The cryptocurrency world is on edge as Sam Bankman-Fried, the former CEO of FTX, is set to face a trial in October that could have far-reaching implications for the industry.
The trial, which is drawing significant attention from both legal experts and the crypto community, centers around allegations of wire fraud, misappropriation of customer funds, and the controversial use of Super Bowl advertisements featuring celebrities.
As the trial date approaches, both the prosecution and defense are engaged in a heated battle over what evidence will be admissible. The U.S. Department of Justice (DOJ) has indicated that it plans to scrutinize FTX’s bankruptcy and a Super Bowl advertisement as part of its case against Bankman-Fried. On the other hand, the defense is seeking to exclude any evidence related to FTX’s bankruptcy and Bankman-Fried’s resignation as CEO.
The defense argues that the evidence related to FTX’s bankruptcy would be confusing for the jury and irrelevant to the charges. They contend that businesses seek bankruptcy protection for various reasons and that Bankman-Fried was strong-armed into resigning. However, the prosecution asserts that the bankruptcy is directly tied to the alleged misappropriation of customer funds and is therefore relevant to the case.
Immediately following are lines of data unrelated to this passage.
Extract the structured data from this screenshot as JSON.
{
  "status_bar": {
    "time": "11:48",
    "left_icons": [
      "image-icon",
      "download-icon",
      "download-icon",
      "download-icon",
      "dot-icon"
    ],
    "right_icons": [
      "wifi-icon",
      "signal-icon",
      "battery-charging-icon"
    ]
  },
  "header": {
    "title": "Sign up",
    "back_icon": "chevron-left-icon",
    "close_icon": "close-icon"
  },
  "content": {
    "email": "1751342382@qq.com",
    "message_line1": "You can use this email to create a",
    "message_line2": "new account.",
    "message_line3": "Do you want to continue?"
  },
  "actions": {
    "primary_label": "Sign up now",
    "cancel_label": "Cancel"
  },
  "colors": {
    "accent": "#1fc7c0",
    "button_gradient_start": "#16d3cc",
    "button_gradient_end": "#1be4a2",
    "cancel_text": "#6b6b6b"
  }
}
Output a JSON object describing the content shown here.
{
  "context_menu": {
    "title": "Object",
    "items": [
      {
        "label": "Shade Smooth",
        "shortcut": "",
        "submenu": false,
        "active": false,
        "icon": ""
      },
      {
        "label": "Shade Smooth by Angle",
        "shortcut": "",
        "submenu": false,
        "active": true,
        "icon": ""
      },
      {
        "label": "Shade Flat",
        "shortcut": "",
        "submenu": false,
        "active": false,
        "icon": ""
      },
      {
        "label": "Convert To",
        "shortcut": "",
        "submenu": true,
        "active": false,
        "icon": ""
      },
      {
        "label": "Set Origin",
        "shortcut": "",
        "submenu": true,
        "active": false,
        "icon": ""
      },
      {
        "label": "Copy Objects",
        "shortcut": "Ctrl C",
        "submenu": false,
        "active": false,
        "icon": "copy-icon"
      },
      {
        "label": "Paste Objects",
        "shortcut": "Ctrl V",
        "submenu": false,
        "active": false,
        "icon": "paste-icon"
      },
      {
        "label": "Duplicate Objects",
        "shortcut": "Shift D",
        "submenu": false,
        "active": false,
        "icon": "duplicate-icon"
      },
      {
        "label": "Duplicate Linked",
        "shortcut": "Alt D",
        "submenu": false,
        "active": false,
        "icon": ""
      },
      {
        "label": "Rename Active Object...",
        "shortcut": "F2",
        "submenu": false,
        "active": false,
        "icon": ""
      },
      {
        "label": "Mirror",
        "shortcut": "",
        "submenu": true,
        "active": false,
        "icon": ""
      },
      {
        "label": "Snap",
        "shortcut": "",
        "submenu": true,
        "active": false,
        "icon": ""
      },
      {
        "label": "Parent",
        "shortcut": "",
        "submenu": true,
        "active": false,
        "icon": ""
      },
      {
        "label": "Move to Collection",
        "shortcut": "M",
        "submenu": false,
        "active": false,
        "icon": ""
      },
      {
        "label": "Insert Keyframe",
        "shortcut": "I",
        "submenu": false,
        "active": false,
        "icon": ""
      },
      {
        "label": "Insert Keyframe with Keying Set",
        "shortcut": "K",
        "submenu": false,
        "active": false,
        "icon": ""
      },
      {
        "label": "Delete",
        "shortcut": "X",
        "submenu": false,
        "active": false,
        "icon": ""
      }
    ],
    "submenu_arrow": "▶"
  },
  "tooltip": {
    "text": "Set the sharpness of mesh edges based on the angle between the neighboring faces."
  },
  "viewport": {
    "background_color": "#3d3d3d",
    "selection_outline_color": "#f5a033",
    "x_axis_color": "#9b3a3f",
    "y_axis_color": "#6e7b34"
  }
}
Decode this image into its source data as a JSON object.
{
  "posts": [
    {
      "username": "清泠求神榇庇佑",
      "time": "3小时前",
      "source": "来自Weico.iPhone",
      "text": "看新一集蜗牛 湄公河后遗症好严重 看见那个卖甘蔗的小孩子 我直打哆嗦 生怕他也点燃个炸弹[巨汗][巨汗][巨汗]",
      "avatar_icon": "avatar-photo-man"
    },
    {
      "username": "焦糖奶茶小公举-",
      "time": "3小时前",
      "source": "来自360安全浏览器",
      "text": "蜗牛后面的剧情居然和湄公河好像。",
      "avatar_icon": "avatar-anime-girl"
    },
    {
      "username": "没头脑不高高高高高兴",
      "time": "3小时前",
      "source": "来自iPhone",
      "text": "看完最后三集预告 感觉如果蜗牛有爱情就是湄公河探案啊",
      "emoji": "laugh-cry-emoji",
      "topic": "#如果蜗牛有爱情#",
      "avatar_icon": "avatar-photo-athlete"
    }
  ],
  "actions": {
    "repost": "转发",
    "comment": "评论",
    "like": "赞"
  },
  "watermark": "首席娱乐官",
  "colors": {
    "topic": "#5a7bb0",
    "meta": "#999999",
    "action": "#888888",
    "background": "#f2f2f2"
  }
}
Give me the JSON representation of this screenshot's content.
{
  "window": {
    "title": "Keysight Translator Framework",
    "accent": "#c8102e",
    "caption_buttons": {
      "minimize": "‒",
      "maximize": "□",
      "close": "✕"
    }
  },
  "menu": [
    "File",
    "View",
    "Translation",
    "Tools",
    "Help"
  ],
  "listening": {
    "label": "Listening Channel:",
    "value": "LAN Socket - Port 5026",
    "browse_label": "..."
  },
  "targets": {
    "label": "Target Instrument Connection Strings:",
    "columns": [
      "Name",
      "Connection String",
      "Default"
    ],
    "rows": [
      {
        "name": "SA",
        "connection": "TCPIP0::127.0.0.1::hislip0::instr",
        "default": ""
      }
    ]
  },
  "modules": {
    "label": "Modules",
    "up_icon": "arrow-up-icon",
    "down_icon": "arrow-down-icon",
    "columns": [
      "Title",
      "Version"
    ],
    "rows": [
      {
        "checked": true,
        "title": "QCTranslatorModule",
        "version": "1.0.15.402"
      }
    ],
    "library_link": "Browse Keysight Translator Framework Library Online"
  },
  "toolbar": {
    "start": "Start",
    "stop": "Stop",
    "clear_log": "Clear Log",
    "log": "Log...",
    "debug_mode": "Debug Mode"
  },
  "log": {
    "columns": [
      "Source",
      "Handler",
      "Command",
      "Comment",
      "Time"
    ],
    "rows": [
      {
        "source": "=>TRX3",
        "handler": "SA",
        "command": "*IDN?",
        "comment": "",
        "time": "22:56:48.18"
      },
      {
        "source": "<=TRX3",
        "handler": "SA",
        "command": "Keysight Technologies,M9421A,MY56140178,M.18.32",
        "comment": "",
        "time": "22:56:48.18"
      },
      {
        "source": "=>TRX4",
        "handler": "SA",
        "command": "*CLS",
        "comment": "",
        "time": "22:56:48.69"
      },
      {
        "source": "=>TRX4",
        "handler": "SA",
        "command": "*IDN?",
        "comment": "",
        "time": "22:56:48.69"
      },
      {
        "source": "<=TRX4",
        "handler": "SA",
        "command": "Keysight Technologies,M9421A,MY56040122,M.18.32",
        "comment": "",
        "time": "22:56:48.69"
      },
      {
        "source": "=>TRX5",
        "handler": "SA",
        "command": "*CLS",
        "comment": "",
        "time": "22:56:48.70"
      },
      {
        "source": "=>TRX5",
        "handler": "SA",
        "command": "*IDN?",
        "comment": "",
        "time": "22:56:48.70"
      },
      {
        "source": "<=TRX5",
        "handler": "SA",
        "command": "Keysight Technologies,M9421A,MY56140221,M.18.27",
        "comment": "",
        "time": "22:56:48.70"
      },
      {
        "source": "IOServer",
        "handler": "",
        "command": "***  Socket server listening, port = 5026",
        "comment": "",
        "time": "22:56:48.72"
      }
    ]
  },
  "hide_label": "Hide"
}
One of the most contentious issues in the pre-trial proceedings is the admissibility of certain FTX commercials that aired during the Super Bowl. These advertisements featured celebrities such as Tom Brady, Gisele Bündchen, and Larry David. The defense argues that these ads would be misleading and prejudicial, as they could give the impression that Bankman-Fried is being charged with defrauding U.S.-based customers of FTX.US, a separate entity from FTX.
The prosecution, however, contends that internal documents show no clear distinction between advertising for FTX and FTX.US. They argue that the ads described FTX as “a safe and easy way to get into crypto” and showed customers using devices displaying the FTX logo, not the FTX.US logo. This, they say, is evidence of a blurred line between the company’s U.S. and international operations, which is relevant to the charges.
Bankman-Fried faces over 100 years in prison if convicted on a series of charges, including wire fraud. The allegations suggest that he and other FTX executives used billions of customer assets to make their own failed investments. The prosecution also plans to present testimony illustrating that Gary Wang, FTX’s co-founder, assisted Bankman-Fried in transferring assets to the Bahamas, actions that are purportedly connected to the charged wire fraud scheme.
Bankman-Fried’s legal representatives argue for a clear separation of the U.S. operations from the current allegations, which they claim are primarily focused on the international business segment. However, the government contends that the distinction is not as clear-cut, pointing to commercials broadcast shortly before a significant downturn in the crypto market that eventually led to the dismantling of Bankman-Fried’s business empire.
Bankman-Fried’s defense has accused the government of bypassing the conditions of his extradition from the Bahamas, where he managed company operations. They allege that the DOJ is attempting to reintroduce charges related to campaign finance violations and supposed bribery incidents involving Chinese officials, which were not included in the initial extradition request to the U.S.